The five essential characteristics of Mind Mapping:

The main idea, subject or focus is crystallized in a central image. The main themes radiate from the central image as 'branches'. The branches comprise a key image or key word drawn or printed on its associated line. Topics of lesser importance are represented as 'twigs' of the relevant branch. The branches form a connected nodal structure.

What is Mind Mapping? (and How to Get Started Immediately)

A mind map is a graphical way to represent ideas and concepts. It is a visual thinking tool that helps structuring information, helping you to better analyze, comprehend, synthesize, recall and generate new ideas. Just as in every great idea, its power lies in its simplicity. In a mind map, as opposed to traditional note taking or a linear text, information is structured in a way that resembles much more closely how your brain actually works. Since it is an activity that is both analytical and artistic, it engages your brain in a much, much richer way, helping in all its cognitive functions. And, best of all, it is fun! So, how does a mind map look like? Better than explaining is showing you an example. This is a mind map about conveniently enough mind mapping itself. It presents, in a visual way, the core elements and techniques on how to draw mind maps. Yes, I know this may look a little too messy initially, but bear with me: once you break the ingrained habit of linear note taking, you wont look back.
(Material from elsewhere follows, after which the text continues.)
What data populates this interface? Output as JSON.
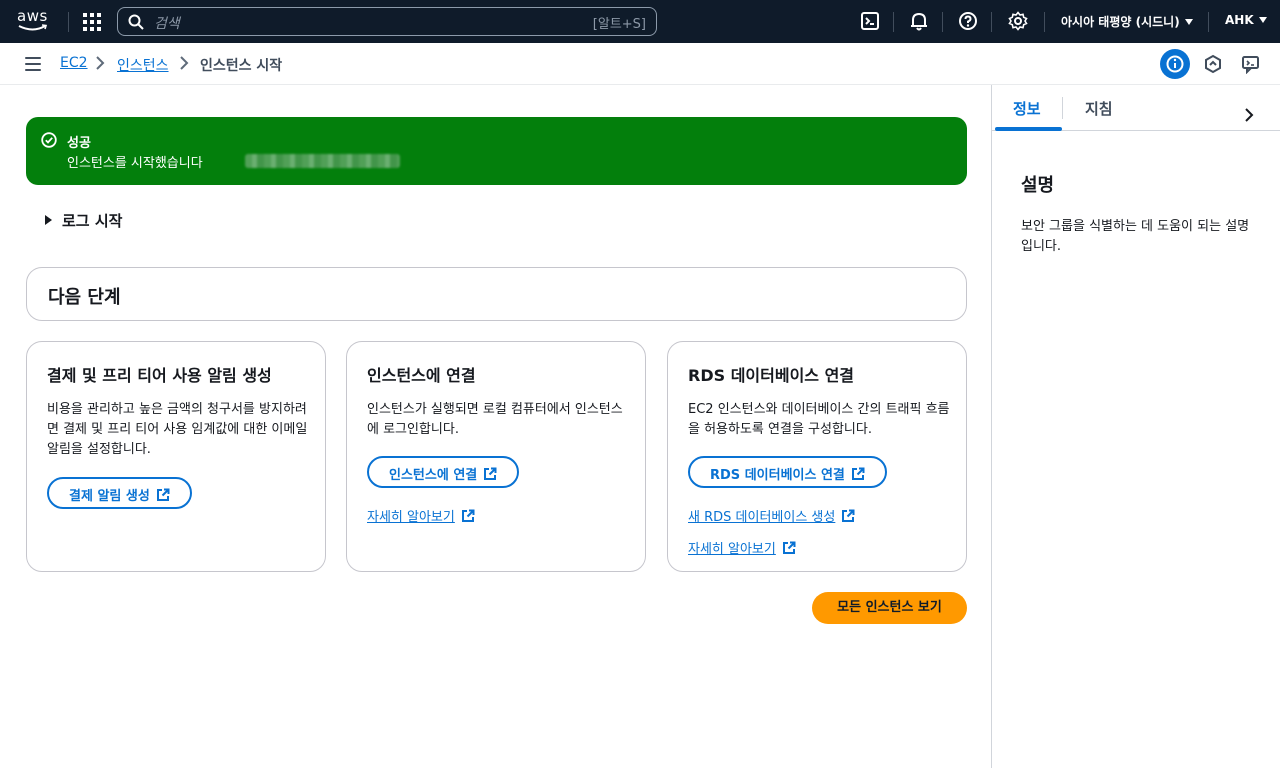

Benefits and Uses

I think I already gave away the benefits of mind mapping and why mind maps work. Basically, mind mapping avoids dull, linear thinking, jogging your creativity and making note taking fun again. But what can we use mind maps for?

Note taking Brainstorming (individually or in groups) Problem solving Studying and memorization Planning Researching and consolidating information from multiple sources Presenting information Gaining insight on complex subjects Jogging your creativity
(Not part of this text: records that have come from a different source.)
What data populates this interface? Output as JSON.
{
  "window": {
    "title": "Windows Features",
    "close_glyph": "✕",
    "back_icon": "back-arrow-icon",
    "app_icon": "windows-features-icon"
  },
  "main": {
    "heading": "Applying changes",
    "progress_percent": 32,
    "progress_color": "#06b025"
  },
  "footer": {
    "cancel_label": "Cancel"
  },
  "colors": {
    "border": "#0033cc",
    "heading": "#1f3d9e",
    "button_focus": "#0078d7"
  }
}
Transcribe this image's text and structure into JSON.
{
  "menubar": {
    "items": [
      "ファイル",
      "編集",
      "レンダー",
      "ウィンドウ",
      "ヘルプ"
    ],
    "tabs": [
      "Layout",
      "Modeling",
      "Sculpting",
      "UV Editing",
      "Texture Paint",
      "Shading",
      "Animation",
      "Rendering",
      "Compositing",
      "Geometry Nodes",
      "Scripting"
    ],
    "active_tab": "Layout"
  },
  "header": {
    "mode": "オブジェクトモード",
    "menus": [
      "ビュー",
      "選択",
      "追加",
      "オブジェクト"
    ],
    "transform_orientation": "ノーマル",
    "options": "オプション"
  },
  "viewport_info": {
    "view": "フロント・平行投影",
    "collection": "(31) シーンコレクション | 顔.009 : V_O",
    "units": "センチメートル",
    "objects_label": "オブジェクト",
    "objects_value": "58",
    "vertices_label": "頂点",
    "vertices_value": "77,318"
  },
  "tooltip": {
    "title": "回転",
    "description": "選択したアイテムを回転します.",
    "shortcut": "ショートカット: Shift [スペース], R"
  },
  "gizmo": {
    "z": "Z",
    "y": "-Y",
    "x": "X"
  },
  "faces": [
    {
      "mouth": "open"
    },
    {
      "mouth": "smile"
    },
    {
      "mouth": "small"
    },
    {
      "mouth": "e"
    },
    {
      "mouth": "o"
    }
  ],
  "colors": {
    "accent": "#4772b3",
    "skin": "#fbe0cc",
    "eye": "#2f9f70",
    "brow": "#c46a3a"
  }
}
It is hard to make justice to the number of uses mind maps can have the truth is that they can help clarify your thinking in pretty much anything, in many different contexts: personal, family, educational or business. Planning you day or planning your life, summarizing a book, launching a project, planning and creating presentations, writing blog posts -well, you get the idea anything, really.

How to Draw a Mind Map
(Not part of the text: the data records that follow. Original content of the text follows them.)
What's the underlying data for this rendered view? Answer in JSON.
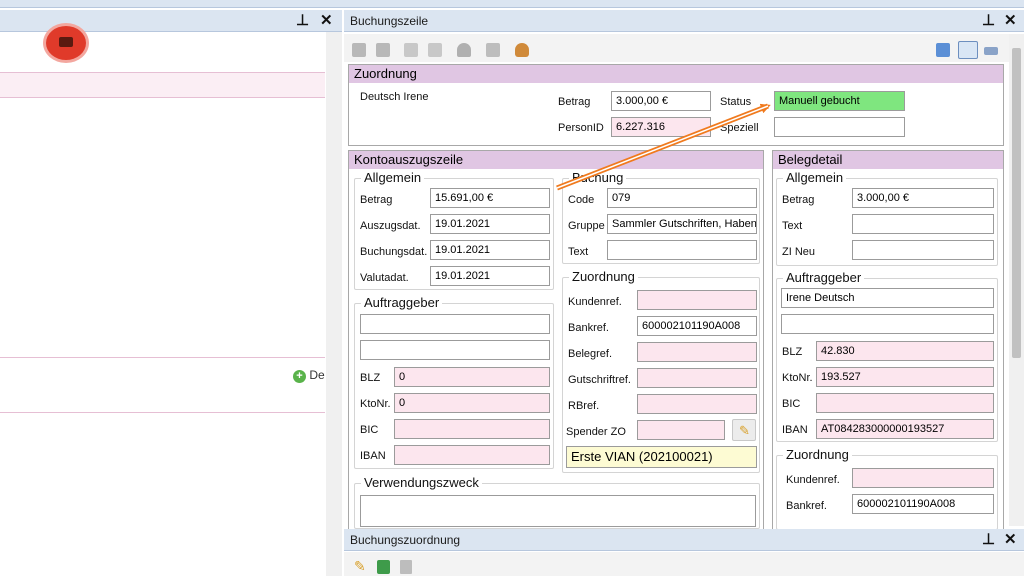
{
  "left_panel": {
    "add_label": "De"
  },
  "buchungszeile": {
    "title": "Buchungszeile",
    "zuordnung": {
      "header": "Zuordnung",
      "name": "Deutsch Irene",
      "betrag_label": "Betrag",
      "betrag": "3.000,00 €",
      "personid_label": "PersonID",
      "personid": "6.227.316",
      "status_label": "Status",
      "status": "Manuell gebucht",
      "speziell_label": "Speziell",
      "speziell": ""
    },
    "kontoauszugszeile": {
      "header": "Kontoauszugszeile",
      "allgemein": {
        "title": "Allgemein",
        "betrag_label": "Betrag",
        "betrag": "15.691,00 €",
        "auszugsdat_label": "Auszugsdat.",
        "auszugsdat": "19.01.2021",
        "buchungsdat_label": "Buchungsdat.",
        "buchungsdat": "19.01.2021",
        "valutadat_label": "Valutadat.",
        "valutadat": "19.01.2021"
      },
      "buchung": {
        "title": "Buchung",
        "code_label": "Code",
        "code": "079",
        "gruppe_label": "Gruppe",
        "gruppe": "Sammler Gutschriften, Haben",
        "text_label": "Text",
        "text": ""
      },
      "auftraggeber": {
        "title": "Auftraggeber",
        "line1": "",
        "line2": "",
        "blz_label": "BLZ",
        "blz": "0",
        "ktonr_label": "KtoNr.",
        "ktonr": "0",
        "bic_label": "BIC",
        "bic": "",
        "iban_label": "IBAN",
        "iban": ""
      },
      "zuordnung": {
        "title": "Zuordnung",
        "kundenref_label": "Kundenref.",
        "kundenref": "",
        "bankref_label": "Bankref.",
        "bankref": "600002101190A008",
        "belegref_label": "Belegref.",
        "belegref": "",
        "gutschriftref_label": "Gutschriftref.",
        "gutschriftref": "",
        "rbref_label": "RBref.",
        "rbref": "",
        "spender_label": "Spender ZO",
        "spender": "",
        "bank_info": "Erste VIAN (202100021)"
      },
      "verwendungszweck": {
        "title": "Verwendungszweck",
        "value": ""
      }
    },
    "belegdetail": {
      "header": "Belegdetail",
      "allgemein": {
        "title": "Allgemein",
        "betrag_label": "Betrag",
        "betrag": "3.000,00 €",
        "text_label": "Text",
        "text": "",
        "zineu_label": "ZI Neu",
        "zineu": ""
      },
      "auftraggeber": {
        "title": "Auftraggeber",
        "line1": "Irene Deutsch",
        "line2": "",
        "blz_label": "BLZ",
        "blz": "42.830",
        "ktonr_label": "KtoNr.",
        "ktonr": "193.527",
        "bic_label": "BIC",
        "bic": "",
        "iban_label": "IBAN",
        "iban": "AT084283000000193527"
      },
      "zuordnung": {
        "title": "Zuordnung",
        "kundenref_label": "Kundenref.",
        "kundenref": "",
        "bankref_label": "Bankref.",
        "bankref": "600002101190A008"
      }
    }
  },
  "buchungszuordnung": {
    "title": "Buchungszuordnung"
  },
  "colors": {
    "accent_pink": "#e0c6e3",
    "status_green": "#7fe67f",
    "arrow_orange": "#f07a1e",
    "record_red": "#e03a2a"
  }
}
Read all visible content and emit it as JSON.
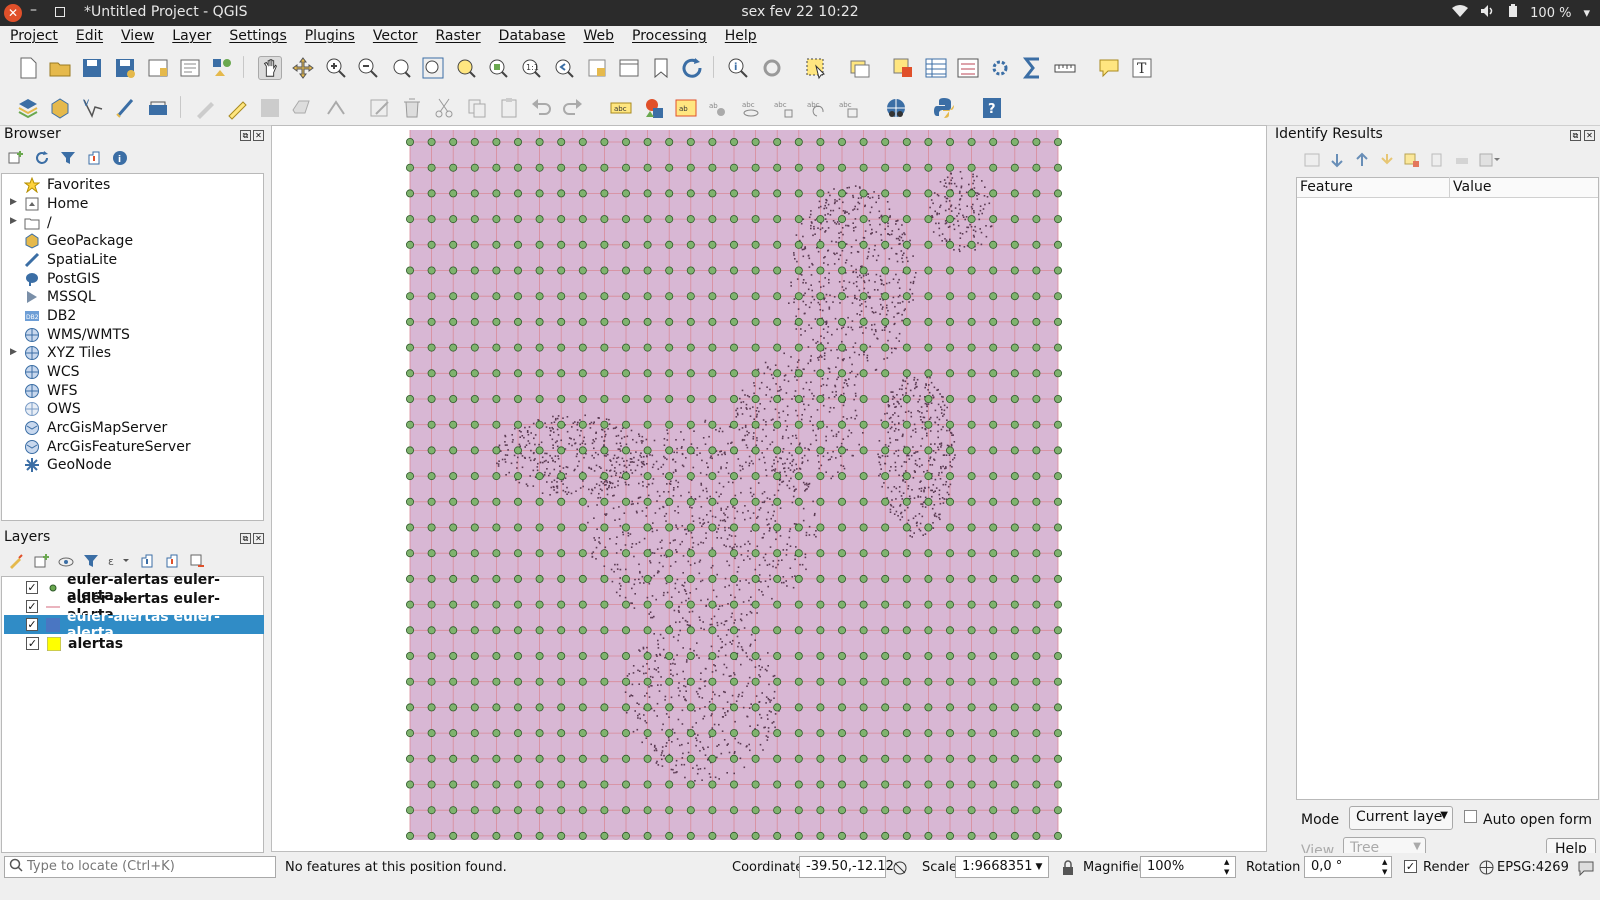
{
  "system": {
    "window_title": "*Untitled Project - QGIS",
    "clock": "sex fev 22  10:22",
    "battery": "100 %"
  },
  "menu": [
    "Project",
    "Edit",
    "View",
    "Layer",
    "Settings",
    "Plugins",
    "Vector",
    "Raster",
    "Database",
    "Web",
    "Processing",
    "Help"
  ],
  "browser": {
    "title": "Browser",
    "items": [
      "Favorites",
      "Home",
      "/",
      "GeoPackage",
      "SpatiaLite",
      "PostGIS",
      "MSSQL",
      "DB2",
      "WMS/WMTS",
      "XYZ Tiles",
      "WCS",
      "WFS",
      "OWS",
      "ArcGisMapServer",
      "ArcGisFeatureServer",
      "GeoNode"
    ]
  },
  "layers": {
    "title": "Layers",
    "items": [
      {
        "label": "euler-alertas euler-alerta...",
        "symbol": "point",
        "checked": true
      },
      {
        "label": "euler-alertas euler-alerta...",
        "symbol": "line",
        "checked": true
      },
      {
        "label": "euler-alertas euler-alerta...",
        "symbol": "polygon",
        "checked": true
      },
      {
        "label": "alertas",
        "symbol": "yellow",
        "checked": true
      }
    ]
  },
  "identify": {
    "title": "Identify Results",
    "col_feature": "Feature",
    "col_value": "Value",
    "mode_label": "Mode",
    "mode_value": "Current laye",
    "auto_open_label": "Auto open form",
    "view_label": "View",
    "view_value": "Tree",
    "help_label": "Help"
  },
  "status": {
    "locator_placeholder": "Type to locate (Ctrl+K)",
    "message": "No features at this position found.",
    "coordinate_label": "Coordinate",
    "coordinate_value": "-39.50,-12.12",
    "scale_label": "Scale",
    "scale_value": "1:9668351",
    "magnifier_label": "Magnifier",
    "magnifier_value": "100%",
    "rotation_label": "Rotation",
    "rotation_value": "0,0 °",
    "render_label": "Render",
    "crs": "EPSG:4269"
  },
  "colors": {
    "grid_fill": "#d8b7d4",
    "grid_line": "#d88a98",
    "point_fill": "#7fb36e",
    "point_stroke": "#2f5a2a",
    "alert_dots": "#5a3a52",
    "selected_row": "#308cc6"
  }
}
Drawing a mind map is as simple as 1-2-3:

Start in the middle of a blank page, writing or drawing the idea you intend to develop. I would suggest that you use the page in landscape orientation. Develop the related subtopics around this central topic, connecting each of them to the center with a line. Repeat the same process for the subtopics, generating lower-level subtopics as you see fit, connecting each of those to the corresponding subtopic.

Some more recommendations:

Use colors, drawings and symbols copiously. Be as visual as you can, and your brain will thank you. Ive met many people who dont even try, with the excuse theyre "not artists". Dont let that keep you from trying it out!. Keep the topics labels as short as possible, keeping them to a single word or, better yet, to only a picture. Especially in your first mind maps, the temptation to write a complete phrase is enormous, but always look for opportunities to shorten it to a single word or figure your mind map will be much more effective that way. Vary text size, color and alignment. Vary the thickness and length of the lines. Provide as many visual cues as you can to emphasize important points. Every little bit helps engaging your brain.

Final Thoughts
Mind mapping is an absolutely fascinating and rich topic this post only scratches the surface. If you want more reference material now, Wikipedia is always a good starting point. Mind mapping is a passion for me, and it is one of the strongest drivers behind this blog. I plan to explore it in much more depth publishing mind maps, providing tips, talking about computer mind mapping, and much more. Just make sure to keep visiting (or better yet, subscribe). In the meantime, please give mind mapping a chance try it out. Follow there handy tips and see the results for yourself. Dont worry too much about doing it the "right" way just make it fun. To inspire you, one more great mind map from Buzan Centre Australia on Creative Intelligence.